To review - most people usually hold more in cash equivalents like money market funds, Treasury bills, and certificates of deposit (CDs) than they should. Some say it is for emergencies. Some say it is to avoid risk. Others also say it is because they haven't decided where to put it. Actually, I gently remind the indecisive they have decided - it is in money markets, etc. This is an area where avoiding making a decision is actually making a decision.
An important point in yesterday's post was that holding cash equivalents doesn't avoid risk; it substitutes purchasing power and re-investment risk for market and/or credit risk.
So how can the cash position be reduced and yield increased with an eye on market risk? Keep in mind that we are focusing on short-term investments and not the broader fixed income portion of assets.
As a specific example, assume that you hold $20,000 in money markets, etc. and decide that $5,000 is sufficient for an emergency fund.

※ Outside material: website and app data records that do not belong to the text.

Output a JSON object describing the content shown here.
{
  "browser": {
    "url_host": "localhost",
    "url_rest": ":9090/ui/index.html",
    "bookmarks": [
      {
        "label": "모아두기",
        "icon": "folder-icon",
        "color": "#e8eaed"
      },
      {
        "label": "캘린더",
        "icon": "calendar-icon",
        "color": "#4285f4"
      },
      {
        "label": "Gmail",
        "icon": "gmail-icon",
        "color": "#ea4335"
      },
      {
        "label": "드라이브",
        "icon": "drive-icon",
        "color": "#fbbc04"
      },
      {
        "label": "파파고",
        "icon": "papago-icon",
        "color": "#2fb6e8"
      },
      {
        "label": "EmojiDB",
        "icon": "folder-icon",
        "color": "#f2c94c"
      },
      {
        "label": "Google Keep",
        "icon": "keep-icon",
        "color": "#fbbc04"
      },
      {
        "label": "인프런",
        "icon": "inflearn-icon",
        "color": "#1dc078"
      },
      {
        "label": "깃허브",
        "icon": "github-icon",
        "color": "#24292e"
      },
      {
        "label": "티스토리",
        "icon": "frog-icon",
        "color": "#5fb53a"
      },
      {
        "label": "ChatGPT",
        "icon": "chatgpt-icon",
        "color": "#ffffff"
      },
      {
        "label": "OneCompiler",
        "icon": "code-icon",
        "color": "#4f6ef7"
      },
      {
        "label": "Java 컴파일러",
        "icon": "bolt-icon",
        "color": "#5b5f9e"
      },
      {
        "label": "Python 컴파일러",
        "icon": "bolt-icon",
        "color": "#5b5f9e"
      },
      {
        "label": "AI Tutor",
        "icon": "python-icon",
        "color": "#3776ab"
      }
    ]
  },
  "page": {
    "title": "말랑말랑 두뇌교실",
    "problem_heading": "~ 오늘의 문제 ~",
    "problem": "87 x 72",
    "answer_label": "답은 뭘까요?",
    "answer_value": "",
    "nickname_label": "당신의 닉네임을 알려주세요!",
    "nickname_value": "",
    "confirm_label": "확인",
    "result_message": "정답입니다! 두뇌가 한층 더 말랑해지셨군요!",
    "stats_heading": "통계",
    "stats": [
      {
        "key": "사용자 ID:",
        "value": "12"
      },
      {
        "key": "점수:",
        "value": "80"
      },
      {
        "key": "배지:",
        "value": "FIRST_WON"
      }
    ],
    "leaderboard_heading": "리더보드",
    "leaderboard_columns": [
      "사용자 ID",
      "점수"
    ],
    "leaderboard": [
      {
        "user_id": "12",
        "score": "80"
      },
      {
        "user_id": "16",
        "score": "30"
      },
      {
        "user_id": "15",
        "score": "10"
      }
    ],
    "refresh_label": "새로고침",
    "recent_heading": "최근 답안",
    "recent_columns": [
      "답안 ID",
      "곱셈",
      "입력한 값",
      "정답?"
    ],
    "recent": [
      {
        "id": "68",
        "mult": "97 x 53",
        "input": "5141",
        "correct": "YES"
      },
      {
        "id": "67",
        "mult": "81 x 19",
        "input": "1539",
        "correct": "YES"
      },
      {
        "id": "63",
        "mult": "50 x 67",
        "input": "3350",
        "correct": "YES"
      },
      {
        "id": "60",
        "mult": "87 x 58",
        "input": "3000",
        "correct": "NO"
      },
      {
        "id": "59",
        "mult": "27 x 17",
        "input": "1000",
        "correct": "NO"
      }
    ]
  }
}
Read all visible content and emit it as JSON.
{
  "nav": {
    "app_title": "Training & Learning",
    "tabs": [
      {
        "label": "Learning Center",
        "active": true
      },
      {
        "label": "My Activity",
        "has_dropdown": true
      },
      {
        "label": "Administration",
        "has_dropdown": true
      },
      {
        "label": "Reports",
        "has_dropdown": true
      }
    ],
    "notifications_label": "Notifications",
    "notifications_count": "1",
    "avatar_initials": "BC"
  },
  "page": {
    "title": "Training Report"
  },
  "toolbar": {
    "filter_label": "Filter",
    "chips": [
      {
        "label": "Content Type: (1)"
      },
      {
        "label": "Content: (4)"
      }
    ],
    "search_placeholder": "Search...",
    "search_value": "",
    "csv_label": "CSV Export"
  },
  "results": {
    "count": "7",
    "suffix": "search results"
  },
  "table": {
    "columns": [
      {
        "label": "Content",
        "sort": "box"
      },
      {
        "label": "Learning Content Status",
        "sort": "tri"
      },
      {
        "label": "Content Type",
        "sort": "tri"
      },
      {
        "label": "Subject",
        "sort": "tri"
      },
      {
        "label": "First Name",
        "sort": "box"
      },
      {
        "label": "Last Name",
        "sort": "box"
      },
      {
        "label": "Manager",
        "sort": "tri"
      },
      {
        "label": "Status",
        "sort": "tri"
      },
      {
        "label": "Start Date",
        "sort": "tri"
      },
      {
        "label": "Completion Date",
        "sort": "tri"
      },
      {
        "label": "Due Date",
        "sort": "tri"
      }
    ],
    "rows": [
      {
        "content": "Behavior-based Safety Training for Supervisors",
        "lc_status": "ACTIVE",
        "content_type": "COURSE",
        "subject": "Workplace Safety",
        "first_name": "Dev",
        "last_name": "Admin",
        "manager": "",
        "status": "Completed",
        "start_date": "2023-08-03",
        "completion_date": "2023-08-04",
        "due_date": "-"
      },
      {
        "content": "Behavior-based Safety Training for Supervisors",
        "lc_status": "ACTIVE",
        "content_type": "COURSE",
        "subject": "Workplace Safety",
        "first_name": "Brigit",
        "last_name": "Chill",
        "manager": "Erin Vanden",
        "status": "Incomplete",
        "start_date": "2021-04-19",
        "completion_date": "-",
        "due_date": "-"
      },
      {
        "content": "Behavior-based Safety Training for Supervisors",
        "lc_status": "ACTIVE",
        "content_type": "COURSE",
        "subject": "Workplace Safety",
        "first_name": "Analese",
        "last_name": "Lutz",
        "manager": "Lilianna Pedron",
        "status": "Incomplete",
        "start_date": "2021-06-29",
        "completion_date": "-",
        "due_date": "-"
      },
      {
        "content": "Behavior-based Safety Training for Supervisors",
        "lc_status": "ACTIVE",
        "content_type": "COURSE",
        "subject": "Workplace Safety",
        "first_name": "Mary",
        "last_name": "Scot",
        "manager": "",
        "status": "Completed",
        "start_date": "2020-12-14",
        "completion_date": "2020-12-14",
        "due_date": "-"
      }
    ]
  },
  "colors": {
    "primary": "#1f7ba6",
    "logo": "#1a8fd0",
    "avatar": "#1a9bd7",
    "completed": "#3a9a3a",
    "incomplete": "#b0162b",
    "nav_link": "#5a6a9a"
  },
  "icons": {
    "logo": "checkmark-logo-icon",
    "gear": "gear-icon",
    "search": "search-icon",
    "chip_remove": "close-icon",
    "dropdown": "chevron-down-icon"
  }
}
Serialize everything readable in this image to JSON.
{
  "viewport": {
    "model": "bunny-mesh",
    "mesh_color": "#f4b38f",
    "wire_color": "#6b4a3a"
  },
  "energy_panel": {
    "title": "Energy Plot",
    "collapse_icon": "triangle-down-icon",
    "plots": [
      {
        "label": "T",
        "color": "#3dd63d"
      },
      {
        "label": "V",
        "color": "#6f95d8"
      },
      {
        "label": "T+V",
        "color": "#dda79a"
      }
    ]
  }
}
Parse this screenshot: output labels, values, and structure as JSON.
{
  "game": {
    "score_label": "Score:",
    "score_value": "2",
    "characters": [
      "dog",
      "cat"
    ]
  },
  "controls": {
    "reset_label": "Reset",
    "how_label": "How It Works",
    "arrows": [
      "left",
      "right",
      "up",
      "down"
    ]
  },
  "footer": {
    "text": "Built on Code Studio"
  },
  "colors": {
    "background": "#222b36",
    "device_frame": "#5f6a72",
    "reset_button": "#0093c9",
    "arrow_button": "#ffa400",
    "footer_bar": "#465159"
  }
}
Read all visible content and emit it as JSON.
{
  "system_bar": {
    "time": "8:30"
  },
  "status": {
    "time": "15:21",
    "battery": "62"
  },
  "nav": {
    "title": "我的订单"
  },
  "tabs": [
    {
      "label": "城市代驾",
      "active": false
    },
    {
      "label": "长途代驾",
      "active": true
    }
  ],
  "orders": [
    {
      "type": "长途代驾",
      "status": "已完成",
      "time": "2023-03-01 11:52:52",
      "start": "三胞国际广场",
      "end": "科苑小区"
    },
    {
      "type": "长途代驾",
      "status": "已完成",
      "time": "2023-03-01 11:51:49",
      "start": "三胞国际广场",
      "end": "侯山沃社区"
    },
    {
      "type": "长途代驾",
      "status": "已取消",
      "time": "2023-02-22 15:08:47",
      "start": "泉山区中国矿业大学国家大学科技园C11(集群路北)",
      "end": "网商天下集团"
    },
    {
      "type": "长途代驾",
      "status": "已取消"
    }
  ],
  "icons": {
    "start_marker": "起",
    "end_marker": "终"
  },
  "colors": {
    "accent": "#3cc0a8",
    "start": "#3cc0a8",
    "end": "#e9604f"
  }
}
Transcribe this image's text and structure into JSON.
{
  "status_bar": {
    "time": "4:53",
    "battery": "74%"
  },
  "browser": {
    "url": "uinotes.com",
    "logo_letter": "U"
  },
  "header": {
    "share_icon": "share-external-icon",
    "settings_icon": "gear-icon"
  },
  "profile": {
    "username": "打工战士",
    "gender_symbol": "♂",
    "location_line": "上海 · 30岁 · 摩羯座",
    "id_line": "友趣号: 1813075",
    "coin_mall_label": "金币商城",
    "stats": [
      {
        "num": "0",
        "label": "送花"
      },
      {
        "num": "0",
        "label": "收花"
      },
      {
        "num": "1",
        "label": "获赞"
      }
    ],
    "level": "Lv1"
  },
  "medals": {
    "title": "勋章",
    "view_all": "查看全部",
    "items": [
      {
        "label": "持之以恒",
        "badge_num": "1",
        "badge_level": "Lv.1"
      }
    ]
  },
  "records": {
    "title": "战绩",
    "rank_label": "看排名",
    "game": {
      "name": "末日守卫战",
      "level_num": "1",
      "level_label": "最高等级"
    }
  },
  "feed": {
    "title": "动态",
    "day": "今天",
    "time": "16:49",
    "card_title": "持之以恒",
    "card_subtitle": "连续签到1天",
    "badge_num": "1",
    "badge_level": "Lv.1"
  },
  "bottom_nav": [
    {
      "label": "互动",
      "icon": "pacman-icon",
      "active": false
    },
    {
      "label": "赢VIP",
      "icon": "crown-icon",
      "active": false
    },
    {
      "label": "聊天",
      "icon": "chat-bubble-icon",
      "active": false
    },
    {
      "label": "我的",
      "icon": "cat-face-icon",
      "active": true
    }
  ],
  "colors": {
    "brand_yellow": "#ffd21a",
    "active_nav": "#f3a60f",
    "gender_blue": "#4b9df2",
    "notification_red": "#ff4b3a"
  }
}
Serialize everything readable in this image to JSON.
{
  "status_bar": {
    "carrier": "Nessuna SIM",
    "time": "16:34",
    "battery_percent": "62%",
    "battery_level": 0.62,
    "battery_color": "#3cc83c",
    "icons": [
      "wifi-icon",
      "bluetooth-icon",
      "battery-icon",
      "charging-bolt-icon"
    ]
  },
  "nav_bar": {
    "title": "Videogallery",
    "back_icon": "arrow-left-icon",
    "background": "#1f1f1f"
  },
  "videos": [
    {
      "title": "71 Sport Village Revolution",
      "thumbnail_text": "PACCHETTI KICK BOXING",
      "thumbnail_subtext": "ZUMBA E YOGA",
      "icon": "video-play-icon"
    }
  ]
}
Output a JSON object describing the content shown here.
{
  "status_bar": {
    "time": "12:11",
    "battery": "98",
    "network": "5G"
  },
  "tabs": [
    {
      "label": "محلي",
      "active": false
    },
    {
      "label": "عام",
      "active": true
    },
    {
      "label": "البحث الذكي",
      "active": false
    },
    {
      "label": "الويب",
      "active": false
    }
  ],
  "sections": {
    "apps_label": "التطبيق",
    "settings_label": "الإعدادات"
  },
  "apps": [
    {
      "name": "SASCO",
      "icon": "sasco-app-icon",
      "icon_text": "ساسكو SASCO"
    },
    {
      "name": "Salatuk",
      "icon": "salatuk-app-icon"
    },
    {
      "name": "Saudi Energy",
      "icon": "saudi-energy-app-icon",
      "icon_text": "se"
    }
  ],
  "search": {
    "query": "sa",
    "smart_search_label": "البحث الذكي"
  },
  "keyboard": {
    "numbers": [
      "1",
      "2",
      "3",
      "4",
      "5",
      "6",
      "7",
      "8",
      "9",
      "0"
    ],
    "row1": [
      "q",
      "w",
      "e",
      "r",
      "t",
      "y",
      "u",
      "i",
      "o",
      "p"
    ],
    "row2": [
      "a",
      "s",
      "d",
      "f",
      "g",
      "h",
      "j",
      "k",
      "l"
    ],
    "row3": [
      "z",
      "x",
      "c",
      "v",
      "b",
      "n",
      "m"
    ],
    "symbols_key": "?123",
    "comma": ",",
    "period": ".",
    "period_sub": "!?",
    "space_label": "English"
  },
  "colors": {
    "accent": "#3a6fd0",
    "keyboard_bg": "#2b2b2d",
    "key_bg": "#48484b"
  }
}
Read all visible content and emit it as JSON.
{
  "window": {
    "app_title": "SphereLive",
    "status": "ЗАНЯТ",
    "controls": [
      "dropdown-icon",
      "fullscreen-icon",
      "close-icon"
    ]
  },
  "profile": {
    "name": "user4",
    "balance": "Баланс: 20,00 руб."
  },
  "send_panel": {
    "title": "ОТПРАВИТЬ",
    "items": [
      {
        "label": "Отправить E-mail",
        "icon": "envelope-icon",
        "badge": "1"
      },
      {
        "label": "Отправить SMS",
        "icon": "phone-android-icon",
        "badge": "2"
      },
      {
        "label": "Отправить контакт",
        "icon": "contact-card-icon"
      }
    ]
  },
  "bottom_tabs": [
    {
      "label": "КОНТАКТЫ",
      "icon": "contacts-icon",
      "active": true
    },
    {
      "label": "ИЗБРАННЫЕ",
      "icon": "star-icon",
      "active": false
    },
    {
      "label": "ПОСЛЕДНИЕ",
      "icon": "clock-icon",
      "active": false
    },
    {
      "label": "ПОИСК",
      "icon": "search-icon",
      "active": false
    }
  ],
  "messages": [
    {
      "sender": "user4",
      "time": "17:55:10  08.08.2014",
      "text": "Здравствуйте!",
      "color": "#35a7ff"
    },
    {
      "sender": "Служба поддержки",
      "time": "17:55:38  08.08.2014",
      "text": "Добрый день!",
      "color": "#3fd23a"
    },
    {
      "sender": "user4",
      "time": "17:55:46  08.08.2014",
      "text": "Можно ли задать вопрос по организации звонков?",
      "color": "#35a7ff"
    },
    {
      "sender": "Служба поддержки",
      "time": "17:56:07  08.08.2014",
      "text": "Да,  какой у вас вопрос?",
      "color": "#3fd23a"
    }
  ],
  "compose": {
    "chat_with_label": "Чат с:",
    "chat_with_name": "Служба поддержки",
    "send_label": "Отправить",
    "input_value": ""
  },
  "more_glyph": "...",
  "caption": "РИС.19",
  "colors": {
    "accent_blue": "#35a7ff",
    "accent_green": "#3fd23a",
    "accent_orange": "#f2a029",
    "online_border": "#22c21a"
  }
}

You seek to increase the yield on the additional $15,000/year by 2% and at the same time avoid market risk. This would bring in an extra $300/year. What is one way to do this?
The first point to be clear about is that moving from Treasury bills and CDs entails taking on credit risk. This is the fundamental risk-reward relationship. The second point is that, to lessen market risk, we are seeking fixed income investments that have a short duration. If you are willing to look past the market value of the investment and just look at cost (because you will hold it to maturity), you may be able to ignore price fluctuations.
With these caveats in mind, let's begin by looking at specific bonds. If we go into Schwab's bond offerings (easy to do online and for most discount brokers) and putter around a bit, we find the following offerings:
|Source: Charles Schwab|
The J.P. Morgan piece is also interesting. I would watch it to see if the yield doesn't become more attractive. Maybe wait to see if it is downgraded and then pounce. After all, how many businesses can lose $2 billion, treat it as a minor issue, and tell their shareholders they will be profitable in the upcoming quarter?
A different route to take with short-term funds would be to use exchange traded funds (ETFs). One idea is short-duration corporate funds, such as PIMCO's new high yield fund HYS. It has an expense ratio of 0.55%, expected yield in the neighborhood of 6%, and is an index fund managed by the biggest bond manager in the world. Again, I would limit exposure to 5% of total assets. Another idea, less risky and hence lower yielding, is Vanguard's short-term corporate ETF, VCSH. The trailing 12-month yield is 2.28% and the expense ratio is .15%.
The bottom line is that there is a lot out there for DIYers who aren't lazy and are willing to take on a bit of risk in order to increase yield.